**What you will do:**
Would you copy out the whole listing exactly as given?
::: Dataset content
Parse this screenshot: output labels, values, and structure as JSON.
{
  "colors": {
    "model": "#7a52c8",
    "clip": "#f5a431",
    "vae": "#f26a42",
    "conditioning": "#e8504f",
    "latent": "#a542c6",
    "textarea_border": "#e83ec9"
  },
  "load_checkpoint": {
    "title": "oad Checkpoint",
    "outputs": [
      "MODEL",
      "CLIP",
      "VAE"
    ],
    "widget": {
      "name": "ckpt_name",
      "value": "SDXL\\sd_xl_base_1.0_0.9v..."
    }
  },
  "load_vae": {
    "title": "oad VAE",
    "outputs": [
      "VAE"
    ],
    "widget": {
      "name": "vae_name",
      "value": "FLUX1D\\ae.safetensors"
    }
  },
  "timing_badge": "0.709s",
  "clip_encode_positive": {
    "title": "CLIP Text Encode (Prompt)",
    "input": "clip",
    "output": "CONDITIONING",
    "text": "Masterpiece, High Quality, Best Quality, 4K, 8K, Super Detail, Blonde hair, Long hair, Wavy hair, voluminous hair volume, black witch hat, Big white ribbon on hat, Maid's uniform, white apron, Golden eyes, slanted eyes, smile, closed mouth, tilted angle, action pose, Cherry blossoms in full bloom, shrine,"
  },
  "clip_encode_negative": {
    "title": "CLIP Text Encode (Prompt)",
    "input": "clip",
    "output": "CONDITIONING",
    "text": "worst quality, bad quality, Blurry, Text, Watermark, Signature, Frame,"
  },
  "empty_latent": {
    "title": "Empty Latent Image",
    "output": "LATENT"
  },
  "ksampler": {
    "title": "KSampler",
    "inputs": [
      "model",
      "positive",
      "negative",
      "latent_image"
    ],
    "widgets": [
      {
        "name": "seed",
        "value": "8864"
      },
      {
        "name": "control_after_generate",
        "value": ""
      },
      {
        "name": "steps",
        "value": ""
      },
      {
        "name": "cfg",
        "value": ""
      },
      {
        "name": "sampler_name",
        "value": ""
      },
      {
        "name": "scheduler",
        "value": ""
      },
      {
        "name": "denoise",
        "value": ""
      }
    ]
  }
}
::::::
**Your solution:**
Parse this screenshot: output labels, values, and structure as JSON.
{
  "colors": {
    "model": "#7a52c8",
    "clip": "#f5a431",
    "vae": "#f26a42",
    "conditioning": "#e8504f",
    "latent": "#a542c6",
    "textarea_border": "#e83ec9"
  },
  "load_checkpoint": {
    "title": "oad Checkpoint",
    "outputs": [
      "MODEL",
      "CLIP",
      "VAE"
    ],
    "widget": {
      "name": "ckpt_name",
      "value": "SDXL\\sd_xl_base_1.0_0.9v..."
    }
  },
  "load_vae": {
    "title": "oad VAE",
    "outputs": [
      "VAE"
    ],
    "widget": {
      "name": "vae_name",
      "value": "FLUX1D\\ae.safetensors"
    }
  },
  "timing_badge": "0.709s",
  "clip_encode_positive": {
    "title": "CLIP Text Encode (Prompt)",
    "input": "clip",
    "output": "CONDITIONING",
    "text": "Masterpiece, High Quality, Best Quality, 4K, 8K, Super Detail, Blonde hair, Long hair, Wavy hair, voluminous hair volume, black witch hat, Big white ribbon on hat, Maid's uniform, white apron, Golden eyes, slanted eyes, smile, closed mouth, tilted angle, action pose, Cherry blossoms in full bloom, shrine,"
  },
  "clip_encode_negative": {
    "title": "CLIP Text Encode (Prompt)",
    "input": "clip",
    "output": "CONDITIONING",
    "text": "worst quality, bad quality, Blurry, Text, Watermark, Signature, Frame,"
  },
  "empty_latent": {
    "title": "Empty Latent Image",
    "output": "LATENT"
  },
  "ksampler": {
    "title": "KSampler",
    "inputs": [
      "model",
      "positive",
      "negative",
      "latent_image"
    ],
    "widgets": [
      {
        "name": "seed",
        "value": "8864"
      },
      {
        "name": "control_after_generate",
        "value": ""
      },
      {
        "name": "steps",
        "value": ""
      },
      {
        "name": "cfg",
        "value": ""
      },
      {
        "name": "sampler_name",
        "value": ""
      },
      {
        "name": "scheduler",
        "value": ""
      },
      {
        "name": "denoise",
        "value": ""
      }
    ]
  }
}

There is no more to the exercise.